Flat printing does not have the raised ink texture or an impression into the paper. Flat printed images have a sharp edge that is clear and concise. The ink penetrates into the paper slightly.
It's less expensive than engraving or thermography, and creates a less formal look. There are set-up costs, so it is more expensive at lower quantities.
Digital printing describes the process of transferring information from a personal computer to paper by means of digital printer or press.
It is becoming increasingly difficult to differentiate between digital printing and traditional printing. But upon close inspection, you will notice that the ink usually has a slight sheen, and does not permeate the paper surface.
A benefit of digital printing is that you can have unlimited colors without the costs of extra films, plates or extra passes through the press.
Digital printing is a great solution for small quantities. However, many specialty papers cannot be used on a digital press, therefore you must be careful which you select.

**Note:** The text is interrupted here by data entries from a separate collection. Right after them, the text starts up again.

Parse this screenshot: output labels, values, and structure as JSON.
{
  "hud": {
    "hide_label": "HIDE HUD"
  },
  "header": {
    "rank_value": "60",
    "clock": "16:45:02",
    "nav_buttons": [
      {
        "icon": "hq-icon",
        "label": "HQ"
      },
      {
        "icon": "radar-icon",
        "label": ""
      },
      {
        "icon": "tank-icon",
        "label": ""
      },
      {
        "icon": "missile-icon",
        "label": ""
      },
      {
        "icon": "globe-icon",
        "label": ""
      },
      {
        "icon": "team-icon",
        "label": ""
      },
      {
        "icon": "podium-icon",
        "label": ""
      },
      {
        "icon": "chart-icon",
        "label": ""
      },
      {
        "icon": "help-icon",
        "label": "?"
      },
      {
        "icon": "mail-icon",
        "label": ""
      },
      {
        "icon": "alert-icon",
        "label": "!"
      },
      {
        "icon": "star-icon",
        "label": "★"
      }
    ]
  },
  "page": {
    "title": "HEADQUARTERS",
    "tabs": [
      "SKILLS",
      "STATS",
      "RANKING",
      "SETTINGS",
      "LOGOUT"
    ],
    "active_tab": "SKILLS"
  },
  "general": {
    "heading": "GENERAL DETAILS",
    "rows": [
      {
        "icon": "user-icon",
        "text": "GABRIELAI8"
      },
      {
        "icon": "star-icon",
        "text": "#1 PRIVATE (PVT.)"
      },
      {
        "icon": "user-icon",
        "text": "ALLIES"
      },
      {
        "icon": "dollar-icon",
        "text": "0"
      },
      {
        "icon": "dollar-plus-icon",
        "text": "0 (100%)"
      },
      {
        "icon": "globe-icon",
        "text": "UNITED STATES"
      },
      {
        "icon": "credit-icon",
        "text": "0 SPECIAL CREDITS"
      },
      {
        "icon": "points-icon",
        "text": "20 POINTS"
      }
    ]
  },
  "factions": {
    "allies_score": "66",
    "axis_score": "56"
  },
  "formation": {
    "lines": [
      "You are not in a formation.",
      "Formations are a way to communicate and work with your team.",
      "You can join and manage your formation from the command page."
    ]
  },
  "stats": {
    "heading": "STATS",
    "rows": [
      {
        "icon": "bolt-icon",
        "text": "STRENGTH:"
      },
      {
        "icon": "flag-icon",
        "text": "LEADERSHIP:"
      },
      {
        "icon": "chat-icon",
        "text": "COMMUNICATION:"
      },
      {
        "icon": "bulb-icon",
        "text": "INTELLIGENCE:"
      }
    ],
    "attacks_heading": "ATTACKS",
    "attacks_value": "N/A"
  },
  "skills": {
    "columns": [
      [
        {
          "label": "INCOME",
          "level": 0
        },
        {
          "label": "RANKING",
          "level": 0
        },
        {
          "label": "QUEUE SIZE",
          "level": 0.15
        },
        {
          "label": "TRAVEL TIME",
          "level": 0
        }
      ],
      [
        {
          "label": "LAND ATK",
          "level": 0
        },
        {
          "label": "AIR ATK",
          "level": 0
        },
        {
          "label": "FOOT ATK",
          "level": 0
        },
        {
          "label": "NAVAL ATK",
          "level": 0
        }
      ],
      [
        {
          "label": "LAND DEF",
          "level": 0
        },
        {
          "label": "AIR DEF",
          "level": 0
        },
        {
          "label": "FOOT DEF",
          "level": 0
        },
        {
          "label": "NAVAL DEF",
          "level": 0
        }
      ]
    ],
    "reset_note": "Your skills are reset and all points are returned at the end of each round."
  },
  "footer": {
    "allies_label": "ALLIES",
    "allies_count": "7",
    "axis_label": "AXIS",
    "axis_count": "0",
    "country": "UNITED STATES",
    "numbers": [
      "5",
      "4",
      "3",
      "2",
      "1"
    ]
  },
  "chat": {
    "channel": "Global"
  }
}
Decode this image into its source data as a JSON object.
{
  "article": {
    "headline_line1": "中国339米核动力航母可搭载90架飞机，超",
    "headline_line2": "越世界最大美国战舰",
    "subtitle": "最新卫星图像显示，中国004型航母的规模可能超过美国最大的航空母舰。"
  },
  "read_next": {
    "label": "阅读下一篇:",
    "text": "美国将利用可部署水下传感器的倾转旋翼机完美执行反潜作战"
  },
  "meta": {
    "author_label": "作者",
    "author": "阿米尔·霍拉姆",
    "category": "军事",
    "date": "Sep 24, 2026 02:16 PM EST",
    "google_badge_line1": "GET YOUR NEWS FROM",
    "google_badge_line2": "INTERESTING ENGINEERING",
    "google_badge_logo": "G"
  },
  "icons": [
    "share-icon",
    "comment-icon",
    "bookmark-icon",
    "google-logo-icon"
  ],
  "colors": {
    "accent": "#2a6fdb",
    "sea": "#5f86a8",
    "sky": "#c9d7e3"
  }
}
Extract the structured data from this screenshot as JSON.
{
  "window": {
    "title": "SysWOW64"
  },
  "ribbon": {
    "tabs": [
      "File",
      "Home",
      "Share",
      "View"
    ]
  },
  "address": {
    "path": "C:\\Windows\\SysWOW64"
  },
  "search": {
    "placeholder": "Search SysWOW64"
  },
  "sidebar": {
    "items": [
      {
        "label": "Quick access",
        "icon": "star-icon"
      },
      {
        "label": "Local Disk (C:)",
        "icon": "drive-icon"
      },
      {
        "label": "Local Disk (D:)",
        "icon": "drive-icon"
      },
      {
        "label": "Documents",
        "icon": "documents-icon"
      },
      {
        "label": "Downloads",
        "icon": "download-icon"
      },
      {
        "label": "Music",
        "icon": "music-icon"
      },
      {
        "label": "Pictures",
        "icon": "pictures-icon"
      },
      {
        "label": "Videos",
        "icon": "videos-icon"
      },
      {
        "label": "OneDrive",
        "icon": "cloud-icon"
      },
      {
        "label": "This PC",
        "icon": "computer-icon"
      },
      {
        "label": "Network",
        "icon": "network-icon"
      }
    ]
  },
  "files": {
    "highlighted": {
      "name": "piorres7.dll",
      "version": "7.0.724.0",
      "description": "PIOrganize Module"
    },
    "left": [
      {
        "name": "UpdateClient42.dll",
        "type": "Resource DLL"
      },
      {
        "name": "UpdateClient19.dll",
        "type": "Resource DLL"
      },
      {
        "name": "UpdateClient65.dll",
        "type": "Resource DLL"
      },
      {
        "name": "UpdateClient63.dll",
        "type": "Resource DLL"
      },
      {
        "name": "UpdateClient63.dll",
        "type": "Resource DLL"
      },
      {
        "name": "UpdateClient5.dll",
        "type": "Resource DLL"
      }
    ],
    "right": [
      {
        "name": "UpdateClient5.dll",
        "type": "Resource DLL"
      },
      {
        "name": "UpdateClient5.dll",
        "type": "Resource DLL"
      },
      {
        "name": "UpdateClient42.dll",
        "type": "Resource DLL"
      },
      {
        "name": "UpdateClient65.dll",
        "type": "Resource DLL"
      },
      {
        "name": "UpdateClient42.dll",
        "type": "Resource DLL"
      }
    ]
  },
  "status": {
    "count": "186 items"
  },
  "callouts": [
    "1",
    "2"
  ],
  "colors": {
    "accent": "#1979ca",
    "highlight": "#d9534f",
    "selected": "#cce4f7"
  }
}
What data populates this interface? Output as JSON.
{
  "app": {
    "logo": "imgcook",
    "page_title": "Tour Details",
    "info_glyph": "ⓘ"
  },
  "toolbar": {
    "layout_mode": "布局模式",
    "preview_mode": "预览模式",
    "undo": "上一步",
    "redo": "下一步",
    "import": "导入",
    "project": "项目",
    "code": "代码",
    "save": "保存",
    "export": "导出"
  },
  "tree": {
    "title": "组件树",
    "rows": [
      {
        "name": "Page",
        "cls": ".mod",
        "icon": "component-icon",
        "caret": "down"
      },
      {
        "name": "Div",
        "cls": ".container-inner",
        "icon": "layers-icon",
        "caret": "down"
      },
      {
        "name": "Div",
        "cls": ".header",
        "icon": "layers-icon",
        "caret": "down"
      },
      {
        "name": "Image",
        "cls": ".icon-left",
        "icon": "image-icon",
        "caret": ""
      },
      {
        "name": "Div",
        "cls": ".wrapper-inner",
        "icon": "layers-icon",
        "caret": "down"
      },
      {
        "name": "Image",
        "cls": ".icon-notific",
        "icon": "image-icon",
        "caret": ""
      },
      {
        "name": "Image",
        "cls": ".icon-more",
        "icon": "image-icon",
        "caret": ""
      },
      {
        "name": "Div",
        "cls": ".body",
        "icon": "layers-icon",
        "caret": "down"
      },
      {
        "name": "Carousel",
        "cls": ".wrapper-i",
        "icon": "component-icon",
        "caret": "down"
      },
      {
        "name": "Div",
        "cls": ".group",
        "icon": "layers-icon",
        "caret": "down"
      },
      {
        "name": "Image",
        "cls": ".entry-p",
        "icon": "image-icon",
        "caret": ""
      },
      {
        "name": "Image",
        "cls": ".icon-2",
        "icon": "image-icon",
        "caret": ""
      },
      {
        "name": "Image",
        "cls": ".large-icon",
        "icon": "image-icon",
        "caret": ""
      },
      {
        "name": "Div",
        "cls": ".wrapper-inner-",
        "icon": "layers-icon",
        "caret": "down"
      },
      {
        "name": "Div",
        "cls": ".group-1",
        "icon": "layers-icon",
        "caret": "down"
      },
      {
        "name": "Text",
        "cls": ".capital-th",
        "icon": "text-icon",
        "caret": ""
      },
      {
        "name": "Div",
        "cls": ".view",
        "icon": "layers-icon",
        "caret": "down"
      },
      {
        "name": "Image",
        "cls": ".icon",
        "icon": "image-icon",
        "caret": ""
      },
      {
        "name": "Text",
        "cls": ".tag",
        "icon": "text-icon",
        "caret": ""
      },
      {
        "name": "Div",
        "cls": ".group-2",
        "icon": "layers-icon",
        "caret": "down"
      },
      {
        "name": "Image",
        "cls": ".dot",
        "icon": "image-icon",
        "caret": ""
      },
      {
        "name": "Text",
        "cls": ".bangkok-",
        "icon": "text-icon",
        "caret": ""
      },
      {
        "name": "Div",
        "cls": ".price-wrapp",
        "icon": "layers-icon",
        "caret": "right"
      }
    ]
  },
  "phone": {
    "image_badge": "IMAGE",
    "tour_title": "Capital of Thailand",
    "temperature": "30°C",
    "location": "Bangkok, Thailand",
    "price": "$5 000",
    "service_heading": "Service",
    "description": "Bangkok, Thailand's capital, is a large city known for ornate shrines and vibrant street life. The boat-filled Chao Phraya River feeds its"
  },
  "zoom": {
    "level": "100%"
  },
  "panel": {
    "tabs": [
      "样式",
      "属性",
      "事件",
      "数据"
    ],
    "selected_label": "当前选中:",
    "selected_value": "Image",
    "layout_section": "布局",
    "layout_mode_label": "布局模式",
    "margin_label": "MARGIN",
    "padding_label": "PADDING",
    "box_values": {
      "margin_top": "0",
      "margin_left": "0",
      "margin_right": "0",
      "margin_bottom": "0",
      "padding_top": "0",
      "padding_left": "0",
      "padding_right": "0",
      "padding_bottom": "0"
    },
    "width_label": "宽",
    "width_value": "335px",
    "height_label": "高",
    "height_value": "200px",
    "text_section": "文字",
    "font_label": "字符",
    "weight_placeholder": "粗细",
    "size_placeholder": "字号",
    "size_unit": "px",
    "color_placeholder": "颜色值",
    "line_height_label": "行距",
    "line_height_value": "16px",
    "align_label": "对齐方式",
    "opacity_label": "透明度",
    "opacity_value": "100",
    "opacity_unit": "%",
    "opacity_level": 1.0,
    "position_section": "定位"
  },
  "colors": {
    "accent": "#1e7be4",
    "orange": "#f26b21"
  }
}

KatBlu uses a laser ink based digital press, which means that it will not bleed or smear should it get wet. Especially important for party accessories.
Heated metal dies are pressed onto foil material, transferring the foil material to the paper. The effect is bold, opaque color. It can be shiny metallic or solid matte color.
For centuries, book makers gilded the edges of pages with gold. As a modern, hand-crafted application we can paint the edge of your invites with any color that you can imagine. It will create a colorful, matte effect even if we use a metallic ink.
For a vintage hand-crafted look, consider antiquing. We hand-distress and ink the edges to create the effect of paper’s natural aging process.
distressed foil stamp
As artists, we continually push the edges of our equipment. We have created an exclusive technique of distressed foil stamping. Each piece is individually stamped to create one-of-a-kind shiny effect.
Sometimes a simple detail creates to most drama! Case in point: corner rounding! We offer ½” or ¼” corner rounding.
Die-cutting is created by bending a razor-sharp metal into the desired shape and pressing it into the paper. It is the way to generate a unique shape item. As it requires a die, you again need to consider the set-up costs. Die-cutting is most cost-effective over 100 quantity.
for some smaller quantities, we can create the die-cut effect with our laser cutter.
KatBlu has innovated the traditional pocket-fold! We can custom make any size, shape or design that you can imagine. We have standard pocket-fold sizes that can be customized, or send us your idea and we will make it happen.
Standard envelopes come in a limited paper thickness. Sometimes you desire a more opaque envelope, especially when the paper used for the invitation is dark and may show through the lighter colored envelope. A liner is the perfect way to add opacity to the envelope and also a bit of design too. We custom print and insert your liners. You might want to add a small monogram or party theme on the liner as a unique expression.
Calligraphy is the traditional benchmark of premium stationery. It also comes with a premium price. We can create your addresses to look like calligraphy for less. We design and digitally imprint them onto your envelopes. We use laser toner-based digital printers so you do not need to worry about them bleeding should the envelopes get wet – a common downside of inks and inkjet printing.